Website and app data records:
....................

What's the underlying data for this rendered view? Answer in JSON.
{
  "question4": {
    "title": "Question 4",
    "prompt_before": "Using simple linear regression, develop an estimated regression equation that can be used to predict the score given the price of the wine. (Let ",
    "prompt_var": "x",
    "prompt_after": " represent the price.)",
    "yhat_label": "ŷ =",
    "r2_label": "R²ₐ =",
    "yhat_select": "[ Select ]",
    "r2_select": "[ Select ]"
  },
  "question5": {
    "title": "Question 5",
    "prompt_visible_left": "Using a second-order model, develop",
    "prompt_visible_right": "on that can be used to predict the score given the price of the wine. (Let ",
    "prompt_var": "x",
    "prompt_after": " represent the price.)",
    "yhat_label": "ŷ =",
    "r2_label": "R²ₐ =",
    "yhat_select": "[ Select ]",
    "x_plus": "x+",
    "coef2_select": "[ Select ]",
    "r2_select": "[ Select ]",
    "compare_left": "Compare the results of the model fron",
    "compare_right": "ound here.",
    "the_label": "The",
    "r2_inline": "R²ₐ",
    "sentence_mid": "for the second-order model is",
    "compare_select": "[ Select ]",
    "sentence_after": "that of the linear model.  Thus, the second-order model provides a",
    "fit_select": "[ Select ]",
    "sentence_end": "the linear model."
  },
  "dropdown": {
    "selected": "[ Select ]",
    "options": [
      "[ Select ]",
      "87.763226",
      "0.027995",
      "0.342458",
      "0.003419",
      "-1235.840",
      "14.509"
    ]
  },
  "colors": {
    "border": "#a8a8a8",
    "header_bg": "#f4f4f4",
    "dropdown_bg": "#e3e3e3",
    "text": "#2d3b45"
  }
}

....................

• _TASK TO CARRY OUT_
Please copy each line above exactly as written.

• _OUTPUT FOR THIS TASK_
What's the underlying data for this rendered view? Answer in JSON.
{
  "question4": {
    "title": "Question 4",
    "prompt_before": "Using simple linear regression, develop an estimated regression equation that can be used to predict the score given the price of the wine. (Let ",
    "prompt_var": "x",
    "prompt_after": " represent the price.)",
    "yhat_label": "ŷ =",
    "r2_label": "R²ₐ =",
    "yhat_select": "[ Select ]",
    "r2_select": "[ Select ]"
  },
  "question5": {
    "title": "Question 5",
    "prompt_visible_left": "Using a second-order model, develop",
    "prompt_visible_right": "on that can be used to predict the score given the price of the wine. (Let ",
    "prompt_var": "x",
    "prompt_after": " represent the price.)",
    "yhat_label": "ŷ =",
    "r2_label": "R²ₐ =",
    "yhat_select": "[ Select ]",
    "x_plus": "x+",
    "coef2_select": "[ Select ]",
    "r2_select": "[ Select ]",
    "compare_left": "Compare the results of the model fron",
    "compare_right": "ound here.",
    "the_label": "The",
    "r2_inline": "R²ₐ",
    "sentence_mid": "for the second-order model is",
    "compare_select": "[ Select ]",
    "sentence_after": "that of the linear model.  Thus, the second-order model provides a",
    "fit_select": "[ Select ]",
    "sentence_end": "the linear model."
  },
  "dropdown": {
    "selected": "[ Select ]",
    "options": [
      "[ Select ]",
      "87.763226",
      "0.027995",
      "0.342458",
      "0.003419",
      "-1235.840",
      "14.509"
    ]
  },
  "colors": {
    "border": "#a8a8a8",
    "header_bg": "#f4f4f4",
    "dropdown_bg": "#e3e3e3",
    "text": "#2d3b45"
  }
}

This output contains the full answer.